AIM OF THE TASK - If a line of the material holds the string "Public", please copy it.

EXERCISE MATERIAL -
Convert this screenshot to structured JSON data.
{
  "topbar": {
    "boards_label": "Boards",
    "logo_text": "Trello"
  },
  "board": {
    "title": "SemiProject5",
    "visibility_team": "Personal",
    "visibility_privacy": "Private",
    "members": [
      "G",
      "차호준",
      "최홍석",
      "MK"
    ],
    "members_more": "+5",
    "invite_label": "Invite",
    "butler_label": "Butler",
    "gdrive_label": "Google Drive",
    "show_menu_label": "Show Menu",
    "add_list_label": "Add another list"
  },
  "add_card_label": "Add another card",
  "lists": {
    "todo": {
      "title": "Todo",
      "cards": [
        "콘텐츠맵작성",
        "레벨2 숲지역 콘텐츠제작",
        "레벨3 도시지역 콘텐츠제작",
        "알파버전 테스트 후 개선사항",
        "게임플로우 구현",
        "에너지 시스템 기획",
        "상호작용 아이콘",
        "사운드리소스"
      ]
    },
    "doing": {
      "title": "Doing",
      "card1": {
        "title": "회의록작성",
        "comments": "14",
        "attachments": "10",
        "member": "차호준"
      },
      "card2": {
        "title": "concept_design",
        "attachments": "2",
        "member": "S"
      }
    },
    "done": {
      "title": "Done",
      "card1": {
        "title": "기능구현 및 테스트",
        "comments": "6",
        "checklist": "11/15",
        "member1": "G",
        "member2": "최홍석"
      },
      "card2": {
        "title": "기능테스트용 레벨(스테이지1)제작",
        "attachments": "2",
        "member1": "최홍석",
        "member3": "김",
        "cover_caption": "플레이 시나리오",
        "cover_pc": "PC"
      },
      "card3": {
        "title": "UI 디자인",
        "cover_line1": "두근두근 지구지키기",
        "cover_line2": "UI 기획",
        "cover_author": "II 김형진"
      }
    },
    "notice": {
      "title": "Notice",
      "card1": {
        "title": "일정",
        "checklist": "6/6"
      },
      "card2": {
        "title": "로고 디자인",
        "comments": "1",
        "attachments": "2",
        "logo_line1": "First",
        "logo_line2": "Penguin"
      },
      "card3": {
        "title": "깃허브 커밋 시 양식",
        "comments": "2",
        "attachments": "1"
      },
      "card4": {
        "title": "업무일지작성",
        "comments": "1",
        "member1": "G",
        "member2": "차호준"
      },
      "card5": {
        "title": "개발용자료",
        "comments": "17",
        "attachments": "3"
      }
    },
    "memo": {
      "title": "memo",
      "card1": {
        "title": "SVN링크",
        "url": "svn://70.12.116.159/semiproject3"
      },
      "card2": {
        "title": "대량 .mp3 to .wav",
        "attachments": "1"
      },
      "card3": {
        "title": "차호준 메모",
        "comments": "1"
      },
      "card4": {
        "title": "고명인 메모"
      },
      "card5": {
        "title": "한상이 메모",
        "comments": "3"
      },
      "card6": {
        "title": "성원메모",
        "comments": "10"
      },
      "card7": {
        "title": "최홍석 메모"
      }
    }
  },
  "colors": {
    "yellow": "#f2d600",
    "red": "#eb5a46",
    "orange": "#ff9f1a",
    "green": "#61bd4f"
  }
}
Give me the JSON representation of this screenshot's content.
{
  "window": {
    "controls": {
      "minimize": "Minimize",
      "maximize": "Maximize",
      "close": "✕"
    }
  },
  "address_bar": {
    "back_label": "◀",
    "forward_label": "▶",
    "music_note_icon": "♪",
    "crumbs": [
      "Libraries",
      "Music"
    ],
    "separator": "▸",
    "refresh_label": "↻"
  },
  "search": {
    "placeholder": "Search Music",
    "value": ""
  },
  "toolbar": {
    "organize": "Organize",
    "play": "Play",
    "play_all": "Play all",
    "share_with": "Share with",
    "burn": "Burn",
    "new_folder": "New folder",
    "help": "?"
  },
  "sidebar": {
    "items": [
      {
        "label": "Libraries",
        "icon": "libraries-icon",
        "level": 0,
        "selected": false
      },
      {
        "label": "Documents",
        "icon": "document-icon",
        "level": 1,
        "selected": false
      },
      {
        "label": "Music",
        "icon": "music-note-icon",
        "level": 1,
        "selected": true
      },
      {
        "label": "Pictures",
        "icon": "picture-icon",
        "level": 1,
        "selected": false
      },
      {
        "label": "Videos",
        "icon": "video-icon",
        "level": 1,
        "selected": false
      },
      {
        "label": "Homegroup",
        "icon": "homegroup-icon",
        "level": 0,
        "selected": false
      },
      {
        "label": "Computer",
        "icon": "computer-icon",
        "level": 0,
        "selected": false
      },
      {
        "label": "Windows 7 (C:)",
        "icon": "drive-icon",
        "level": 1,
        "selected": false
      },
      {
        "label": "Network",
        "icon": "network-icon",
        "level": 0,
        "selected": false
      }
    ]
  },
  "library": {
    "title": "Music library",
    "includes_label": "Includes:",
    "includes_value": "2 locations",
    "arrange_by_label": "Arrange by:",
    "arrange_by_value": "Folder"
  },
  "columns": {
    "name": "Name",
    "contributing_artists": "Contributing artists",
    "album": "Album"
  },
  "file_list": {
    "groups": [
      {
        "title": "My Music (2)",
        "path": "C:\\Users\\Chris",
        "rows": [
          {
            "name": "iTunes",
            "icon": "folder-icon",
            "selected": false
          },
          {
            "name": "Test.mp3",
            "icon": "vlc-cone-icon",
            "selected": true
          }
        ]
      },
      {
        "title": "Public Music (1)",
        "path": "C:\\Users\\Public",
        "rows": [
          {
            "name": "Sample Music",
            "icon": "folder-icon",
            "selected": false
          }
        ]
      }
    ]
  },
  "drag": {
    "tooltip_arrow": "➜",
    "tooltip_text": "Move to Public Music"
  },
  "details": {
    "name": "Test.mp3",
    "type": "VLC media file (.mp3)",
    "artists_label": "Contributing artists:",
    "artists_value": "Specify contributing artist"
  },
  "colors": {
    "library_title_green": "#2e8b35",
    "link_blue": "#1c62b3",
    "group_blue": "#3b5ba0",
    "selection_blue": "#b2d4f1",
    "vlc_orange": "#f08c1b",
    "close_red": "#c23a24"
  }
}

RESPONSE FOR THIS EXERCISE -
        "title": "Public Music (1)",
        "path": "C:\\Users\\Public",
    "tooltip_text": "Move to Public Music"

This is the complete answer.